Meghan Walsh is from the central valley of California. She attended Vanguard University of Southern California and graduated in 2010 with a B.A. in psychology. While attending Vanguard, she traveled to Costa Rica and Nicaragua and visited local communities. During the sumers of 2009 and 2010, Walsh traveled to Israel and Palestine. In the West Bank she lived and worked in a refugee camp, learning firsthand about the situation of Palestinians and meeting with various Israeli and Palestinian organizations engaged in non-violent resistance and conflict resolution.
Roosevelt Z. Willie
Roosevelt Z. Willie is originally from Liberia in West Africa. He holds a B.S. in secondary education and an L.L.B. from the University of Liberia. He currently works as a magistrate judge, responsible for training magistrates, judges and judicial officers at the Jamess A.A. Pierre Judicial Institute in Liberia. Prior to the civil war in 1990, he worked as a classroom teacher and school administrator and also volunteered with the Red Cross of Liberia, later becoming its youth director in 1995. From 1998 to 2000, he served as secretary general responsible for the day-to-day activities and coordination of relief, water, sanitation and health, and the dissemination of Red Cross messages. The experience of working in war zones with international partners of the Red Cross and his current assignment within the judiciary are the driving forces behind his desire to enter the peace and justice studies program. He will specialize in human security.
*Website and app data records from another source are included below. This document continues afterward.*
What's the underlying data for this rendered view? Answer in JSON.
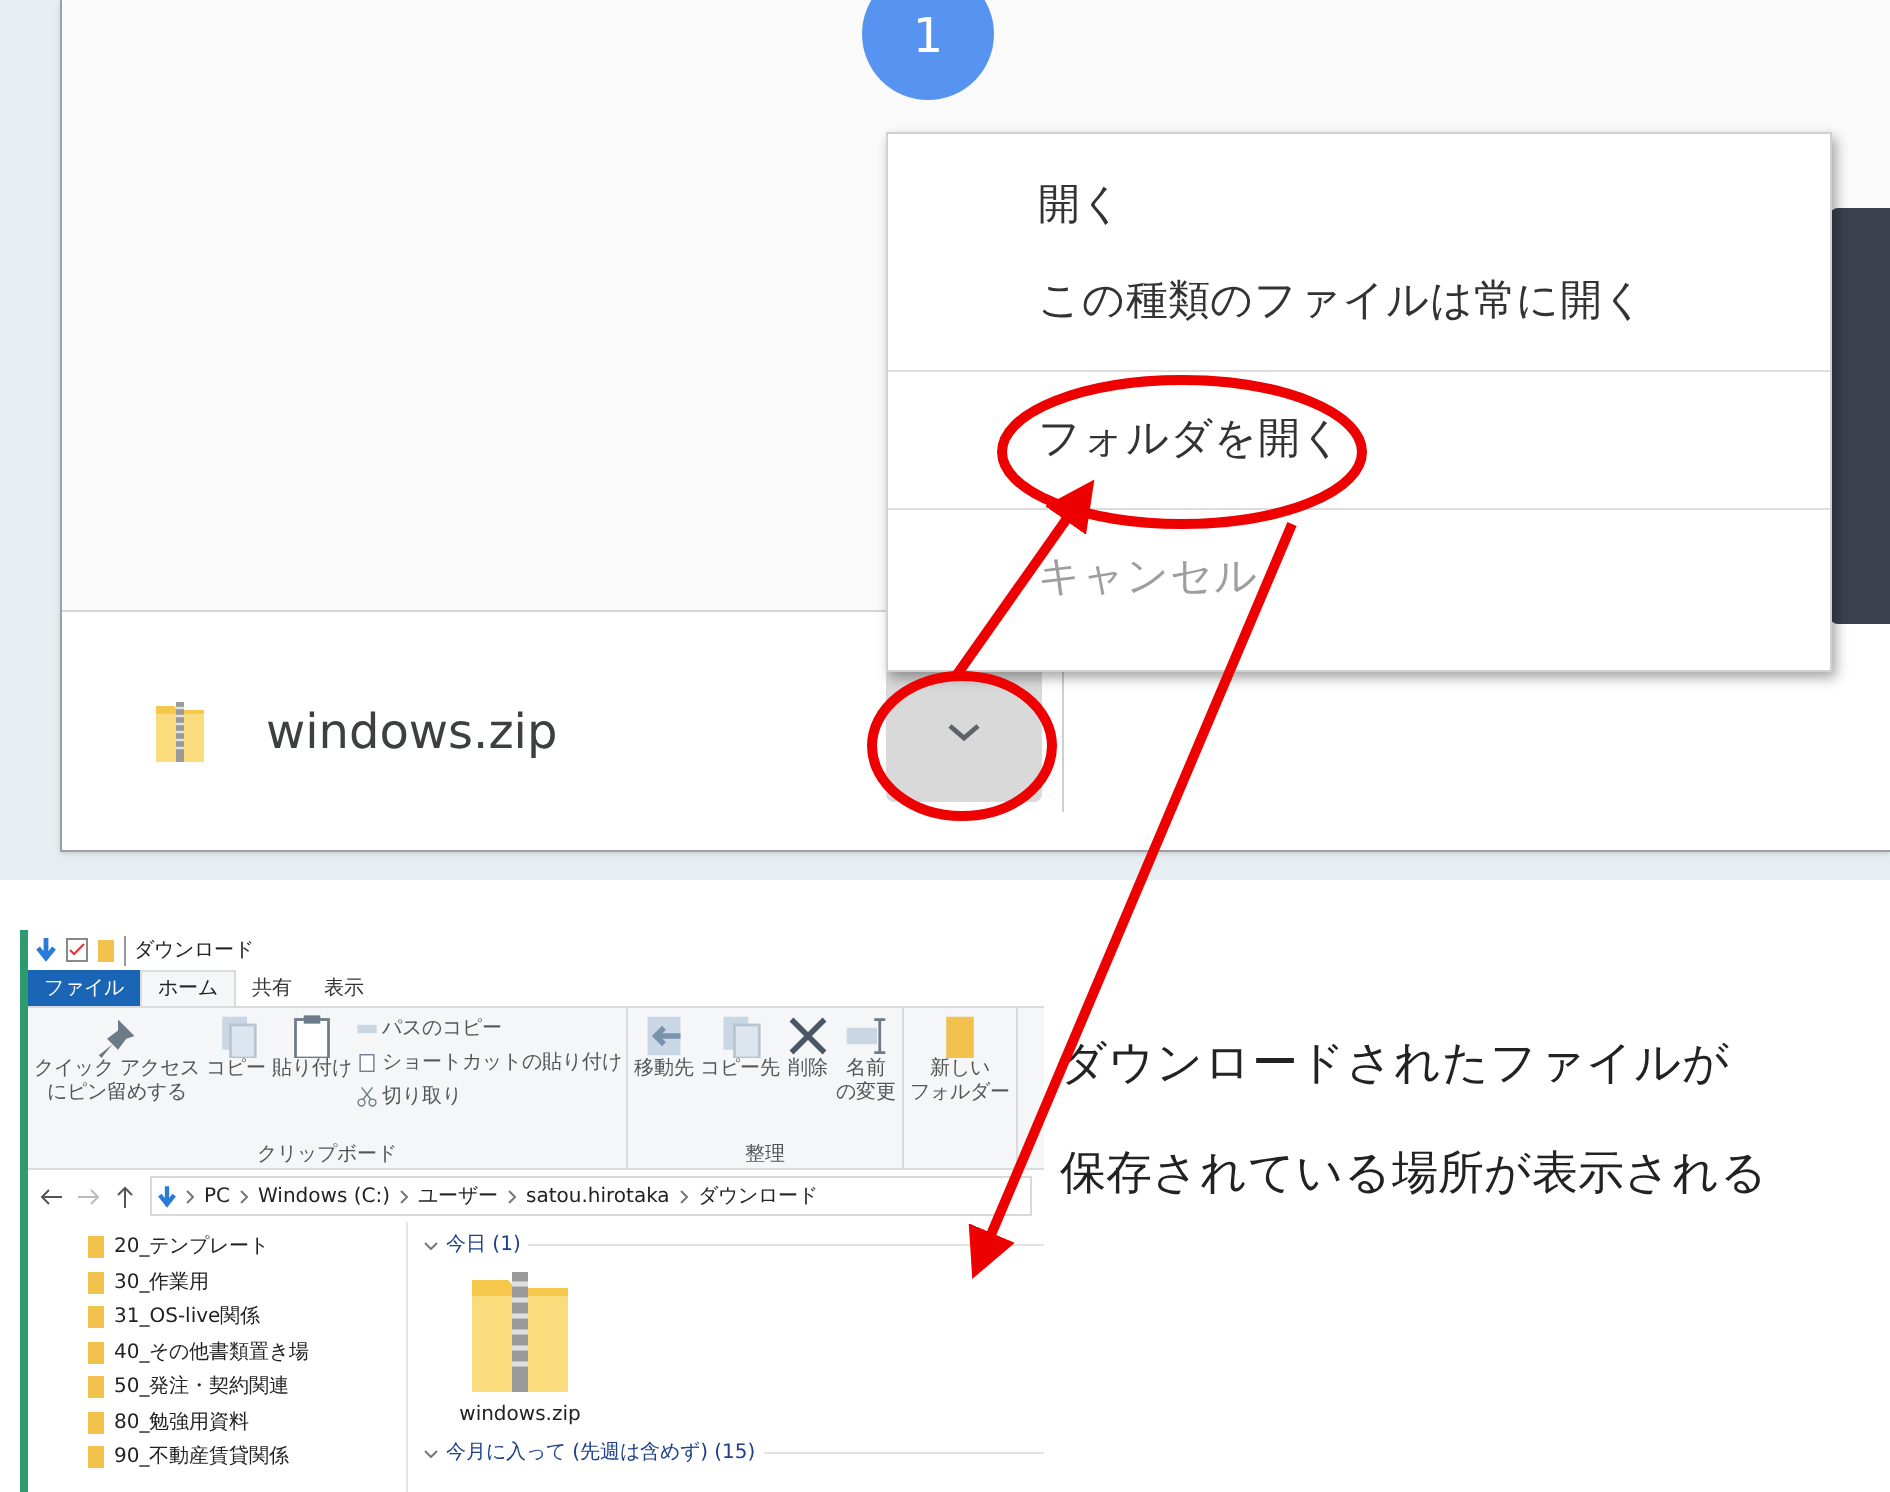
{
  "browser": {
    "badge": "1",
    "download": {
      "filename": "windows.zip"
    },
    "menu": {
      "groups": [
        [
          {
            "label": "開く",
            "disabled": false
          },
          {
            "label": "この種類のファイルは常に開く",
            "disabled": false
          }
        ],
        [
          {
            "label": "フォルダを開く",
            "disabled": false
          }
        ],
        [
          {
            "label": "キャンセル",
            "disabled": true
          }
        ]
      ]
    }
  },
  "explorer": {
    "title": "ダウンロード",
    "tabs": [
      {
        "label": "ファイル",
        "kind": "file",
        "selected": false
      },
      {
        "label": "ホーム",
        "kind": "tab",
        "selected": true
      },
      {
        "label": "共有",
        "kind": "tab",
        "selected": false
      },
      {
        "label": "表示",
        "kind": "tab",
        "selected": false
      }
    ],
    "ribbon": {
      "groups": [
        {
          "label": "クリップボード",
          "large": [
            {
              "kind": "pin",
              "lines": [
                "クイック アクセス",
                "にピン留めする"
              ]
            },
            {
              "kind": "copy",
              "lines": [
                "コピー"
              ]
            },
            {
              "kind": "paste",
              "lines": [
                "貼り付け"
              ]
            }
          ],
          "small": [
            {
              "kind": "path",
              "label": "パスのコピー"
            },
            {
              "kind": "shortcut",
              "label": "ショートカットの貼り付け"
            },
            {
              "kind": "cut",
              "label": "切り取り"
            }
          ]
        },
        {
          "label": "整理",
          "large": [
            {
              "kind": "move",
              "lines": [
                "移動先"
              ]
            },
            {
              "kind": "copyto",
              "lines": [
                "コピー先"
              ]
            },
            {
              "kind": "delete",
              "lines": [
                "削除"
              ]
            },
            {
              "kind": "rename",
              "lines": [
                "名前",
                "の変更"
              ]
            }
          ]
        },
        {
          "large": [
            {
              "kind": "folder",
              "lines": [
                "新しい",
                "フォルダー"
              ]
            }
          ]
        }
      ]
    },
    "address": [
      "PC",
      "Windows (C:)",
      "ユーザー",
      "satou.hirotaka",
      "ダウンロード"
    ],
    "tree": [
      "20_テンプレート",
      "30_作業用",
      "31_OS-live関係",
      "40_その他書類置き場",
      "50_発注・契約関連",
      "80_勉強用資料",
      "90_不動産賃貸関係"
    ],
    "sections": [
      {
        "header": "今日 (1)",
        "files": [
          "windows.zip"
        ]
      },
      {
        "header": "今月に入って (先週は含めず) (15)"
      }
    ]
  },
  "annotation": [
    "ダウンロードされたファイルが",
    "保存されている場所が表示される"
  ]
}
Shabnaz Yousefia was born in Iran, but lived in Sweden for most of her childhood. Yousefia earned her B.A. in global studies and international relations from the University of California, Santa Barbara, in 2004. As an undergraduate, she interned with Amnesty International, researching country-specific human rights abuses and recruiting human rights specialists. She also volunteered for PAX 2100, teaching peacebuilding activities to elementary school children. In 2003, Yousefia studied abroad in India and conducted research on Mahatma Gandhi's satyagraba (non-violent resistance) movement. Motivated by the resilience and courage of women in India, she later organized a fundraiser for the Global Fund for Women. Most recently, Yousefia served as constituent representative for U.S. Senator Barbara Boxer, assisting California residents with pending immigrant visa applications and obtaining emergency visas for individuals needing urgent medical care in the United States. At the Joan B. Kroc School of Peace Studies, Yousefia will specialize in conflict analysis and resolution and study gender-specific human rights abuses.